The Trump administration is continuing its push to carry out executive orders on labor-management and disciplinary matters, with the latest step being to launch a publicly searchable database of contracts and arbitration awards between agencies and unions.
The database initially contains some 800 collective bargaining agreements, or CBAs, and arbitrator awards, following earlier instructions from OPM to agencies to submit them under terms of the executive orders.
“Public users to the CBA database will be able to sort and filter CBA entries by agency, union, or expiration date and run reports. In addition, public users will be able to search the contents of CBAs in the database using key terms and phrases,” OPM said.
Agencies are to submit new contracts within 30 days of their issuance and new arbitration awards are to be submitted within 10 days.
The initiative follows a series of memos issued last fall after a court injunction against key parts of the executive orders was lifted. Those memos pushed agencies to move quickly when considering and carrying out disciplinary actions and to use the maximum amount of discretion available to them when choosing a penalty — for example by ending the use of rigid penalty formulas (tables) or a commitment to using progressive discipline.

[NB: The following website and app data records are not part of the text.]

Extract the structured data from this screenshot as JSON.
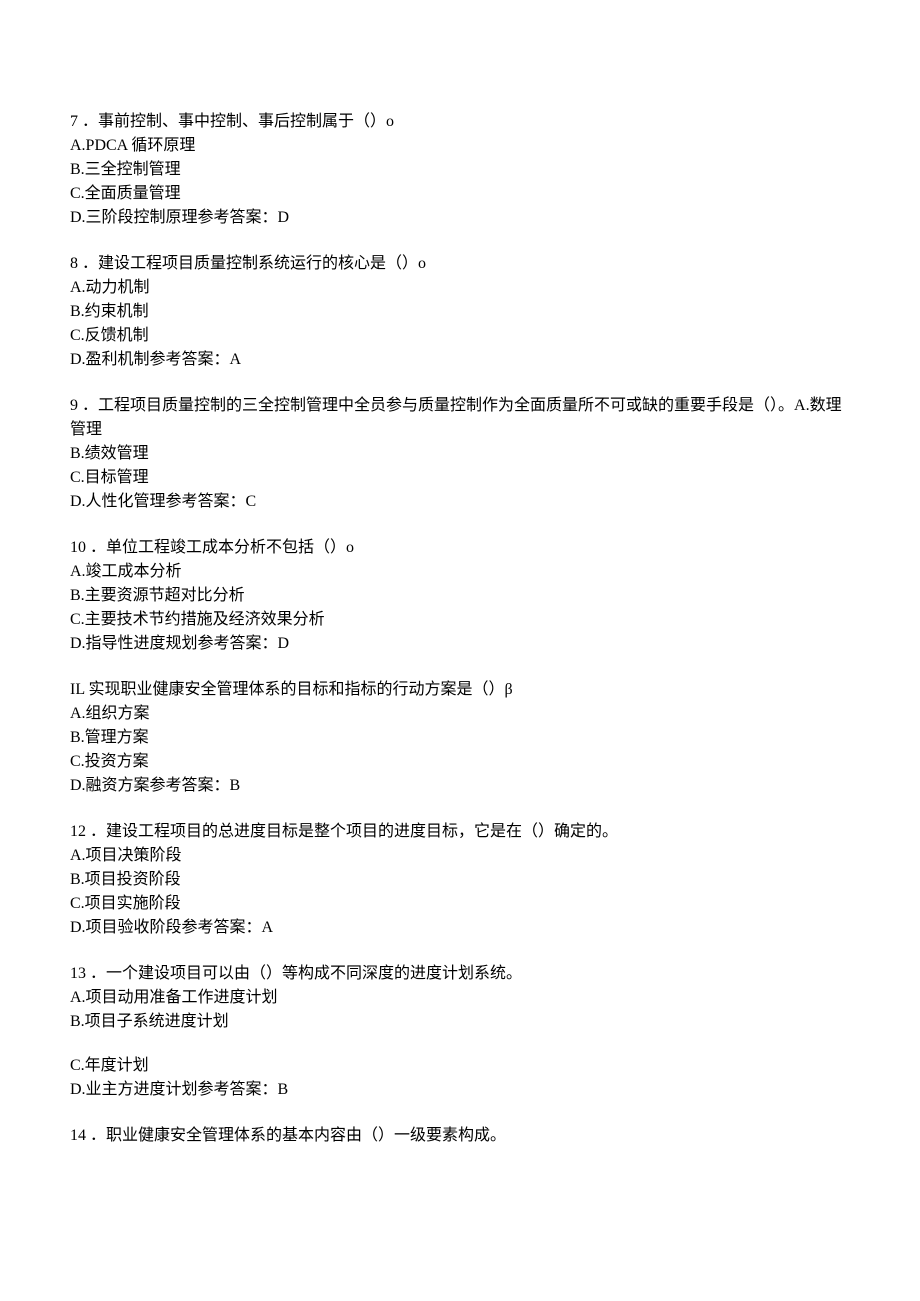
{
  "questions": [
    {
      "num": "7",
      "sep": " ．",
      "text": "事前控制、事中控制、事后控制属于（）o",
      "inline_opt": "",
      "opts": [
        "A.PDCA 循环原理",
        "B.三全控制管理",
        "C.全面质量管理",
        "D.三阶段控制原理参考答案：D"
      ]
    },
    {
      "num": "8",
      "sep": " ．",
      "text": "建设工程项目质量控制系统运行的核心是（）o",
      "inline_opt": "",
      "opts": [
        "A.动力机制",
        "B.约束机制",
        "C.反馈机制",
        "D.盈利机制参考答案：A"
      ]
    },
    {
      "num": "9",
      "sep": " ．",
      "text": "工程项目质量控制的三全控制管理中全员参与质量控制作为全面质量所不可或缺的重要手段是（）。",
      "inline_opt": "A.数理管理",
      "opts": [
        "B.绩效管理",
        "C.目标管理",
        "D.人性化管理参考答案：C"
      ]
    },
    {
      "num": "10",
      "sep": " ．",
      "text": "单位工程竣工成本分析不包括（）o",
      "inline_opt": "",
      "opts": [
        "A.竣工成本分析",
        "B.主要资源节超对比分析",
        "C.主要技术节约措施及经济效果分析",
        "D.指导性进度规划参考答案：D"
      ]
    },
    {
      "num": "IL",
      "sep": " ",
      "text": "实现职业健康安全管理体系的目标和指标的行动方案是（）β",
      "inline_opt": "",
      "opts": [
        "A.组织方案",
        "B.管理方案",
        "C.投资方案",
        "D.融资方案参考答案：B"
      ]
    },
    {
      "num": "12",
      "sep": " ．",
      "text": "建设工程项目的总进度目标是整个项目的进度目标，它是在（）确定的。",
      "inline_opt": "",
      "opts": [
        "A.项目决策阶段",
        "B.项目投资阶段",
        "C.项目实施阶段",
        "D.项目验收阶段参考答案：A"
      ]
    },
    {
      "num": "13",
      "sep": " ．",
      "text": "一个建设项目可以由（）等构成不同深度的进度计划系统。",
      "inline_opt": "",
      "opts": [
        "A.项目动用准备工作进度计划",
        "B.项目子系统进度计划"
      ],
      "opts2": [
        "C.年度计划",
        "D.业主方进度计划参考答案：B"
      ]
    },
    {
      "num": "14",
      "sep": " ．",
      "text": "职业健康安全管理体系的基本内容由（）一级要素构成。",
      "inline_opt": "",
      "opts": []
    }
  ]
}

Separately, OPM has proposed to put into formal regulations many of the provisions of those orders, including that: in discipline based on alleged misconduct, an agency could impose any penalty “within the bounds of tolerable reasonableness”; conduct that justifies discipline of one employee at one time by a particular deciding official does not necessarily justify the same or similar disciplinary decision for a different employee at a different time; and an agency should consider an employee’s disciplinary record and past work record, including all prior misconduct.
The rules — which could be finalized at any time now that the comment period has expired — also would generally limit the period for the employee to respond to a disciplinary notice to the 30 days required by law and then take any action within another 15 days, and would limit opportunities for employees to improve before being subject to discipline for alleged poor performance.

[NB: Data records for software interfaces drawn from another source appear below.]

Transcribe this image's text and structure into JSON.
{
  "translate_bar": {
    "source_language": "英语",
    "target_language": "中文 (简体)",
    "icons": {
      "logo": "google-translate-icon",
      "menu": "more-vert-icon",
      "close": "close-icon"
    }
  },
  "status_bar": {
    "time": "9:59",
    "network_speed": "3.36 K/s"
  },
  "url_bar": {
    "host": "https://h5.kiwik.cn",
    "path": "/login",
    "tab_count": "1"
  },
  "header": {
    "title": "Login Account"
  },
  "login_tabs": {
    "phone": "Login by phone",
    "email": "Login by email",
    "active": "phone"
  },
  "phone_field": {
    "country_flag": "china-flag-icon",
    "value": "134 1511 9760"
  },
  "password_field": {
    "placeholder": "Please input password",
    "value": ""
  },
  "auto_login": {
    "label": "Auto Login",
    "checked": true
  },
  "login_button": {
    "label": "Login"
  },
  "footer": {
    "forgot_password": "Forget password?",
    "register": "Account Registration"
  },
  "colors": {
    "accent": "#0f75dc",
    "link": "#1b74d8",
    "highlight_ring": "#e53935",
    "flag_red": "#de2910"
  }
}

Also, recently the EEOC proposed rules to bar union representatives from using official time to work on EEO complaints government-wide, which would reverse a practice in effect since the early 1970s.

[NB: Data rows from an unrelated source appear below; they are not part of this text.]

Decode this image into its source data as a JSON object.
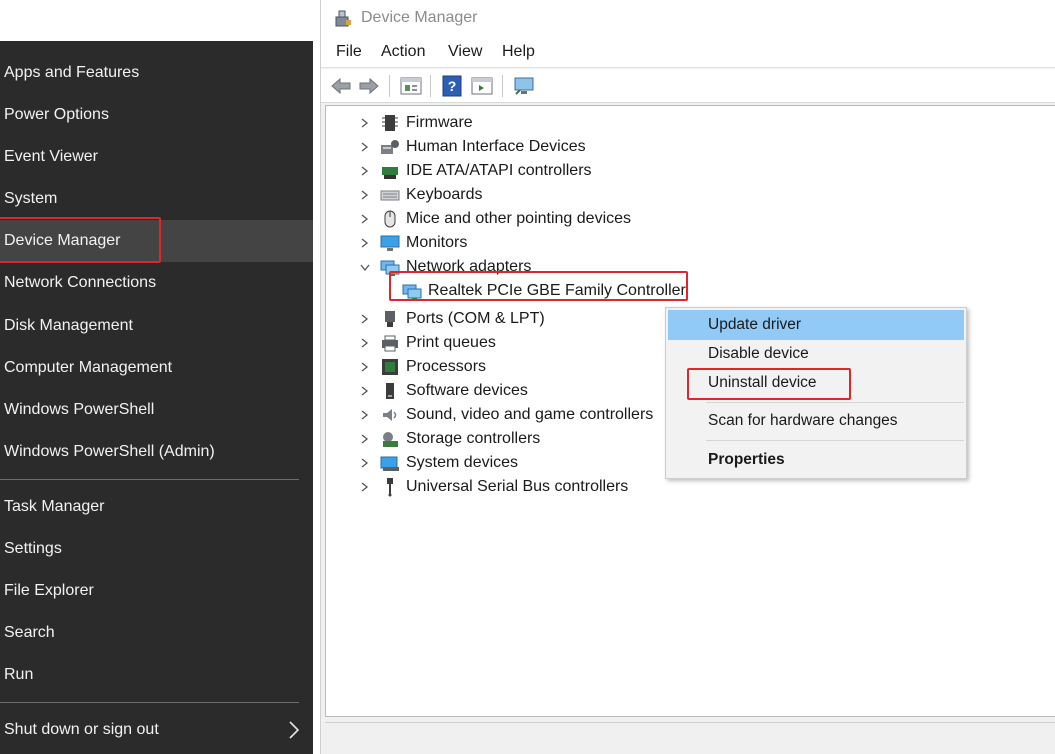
{
  "colors": {
    "menu_bg": "#2b2b2b",
    "menu_highlight": "#444444",
    "menu_text": "#f2f2f2",
    "annotation_red": "#e0252b",
    "context_hover": "#91c9f7"
  },
  "winx_menu": {
    "items": [
      {
        "label": "Apps and Features"
      },
      {
        "label": "Power Options"
      },
      {
        "label": "Event Viewer"
      },
      {
        "label": "System"
      },
      {
        "label": "Device Manager"
      },
      {
        "label": "Network Connections"
      },
      {
        "label": "Disk Management"
      },
      {
        "label": "Computer Management"
      },
      {
        "label": "Windows PowerShell"
      },
      {
        "label": "Windows PowerShell (Admin)"
      },
      {
        "label": "Task Manager"
      },
      {
        "label": "Settings"
      },
      {
        "label": "File Explorer"
      },
      {
        "label": "Search"
      },
      {
        "label": "Run"
      },
      {
        "label": "Shut down or sign out"
      }
    ],
    "highlighted": "Device Manager"
  },
  "device_manager": {
    "title": "Device Manager",
    "menu": [
      "File",
      "Action",
      "View",
      "Help"
    ],
    "toolbar_icons": [
      "back-icon",
      "forward-icon",
      "properties-sheet-icon",
      "help-icon",
      "run-view-icon",
      "monitor-scan-icon"
    ],
    "tree": [
      {
        "label": "Firmware",
        "icon": "firmware-icon",
        "expanded": false
      },
      {
        "label": "Human Interface Devices",
        "icon": "hid-icon",
        "expanded": false
      },
      {
        "label": "IDE ATA/ATAPI controllers",
        "icon": "ide-icon",
        "expanded": false
      },
      {
        "label": "Keyboards",
        "icon": "keyboard-icon",
        "expanded": false
      },
      {
        "label": "Mice and other pointing devices",
        "icon": "mouse-icon",
        "expanded": false
      },
      {
        "label": "Monitors",
        "icon": "monitor-icon",
        "expanded": false
      },
      {
        "label": "Network adapters",
        "icon": "network-adapter-icon",
        "expanded": true
      },
      {
        "label": "Realtek PCIe GBE Family Controller",
        "icon": "network-adapter-icon",
        "child": true
      },
      {
        "label": "Ports (COM & LPT)",
        "icon": "port-icon",
        "expanded": false
      },
      {
        "label": "Print queues",
        "icon": "printer-icon",
        "expanded": false
      },
      {
        "label": "Processors",
        "icon": "processor-icon",
        "expanded": false
      },
      {
        "label": "Software devices",
        "icon": "software-device-icon",
        "expanded": false
      },
      {
        "label": "Sound, video and game controllers",
        "icon": "speaker-icon",
        "expanded": false
      },
      {
        "label": "Storage controllers",
        "icon": "storage-icon",
        "expanded": false
      },
      {
        "label": "System devices",
        "icon": "system-device-icon",
        "expanded": false
      },
      {
        "label": "Universal Serial Bus controllers",
        "icon": "usb-icon",
        "expanded": false
      }
    ]
  },
  "context_menu": {
    "items": [
      {
        "label": "Update driver"
      },
      {
        "label": "Disable device"
      },
      {
        "label": "Uninstall device"
      },
      {
        "label": "Scan for hardware changes"
      },
      {
        "label": "Properties"
      }
    ],
    "hovered": "Update driver",
    "default_item": "Properties"
  }
}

Further, the FLRA proposed rules to speed up its processing of disputes between agencies and unions over what is negotiable, including deadlines for unions to request the FLRA’s intervention and for agencies to respond.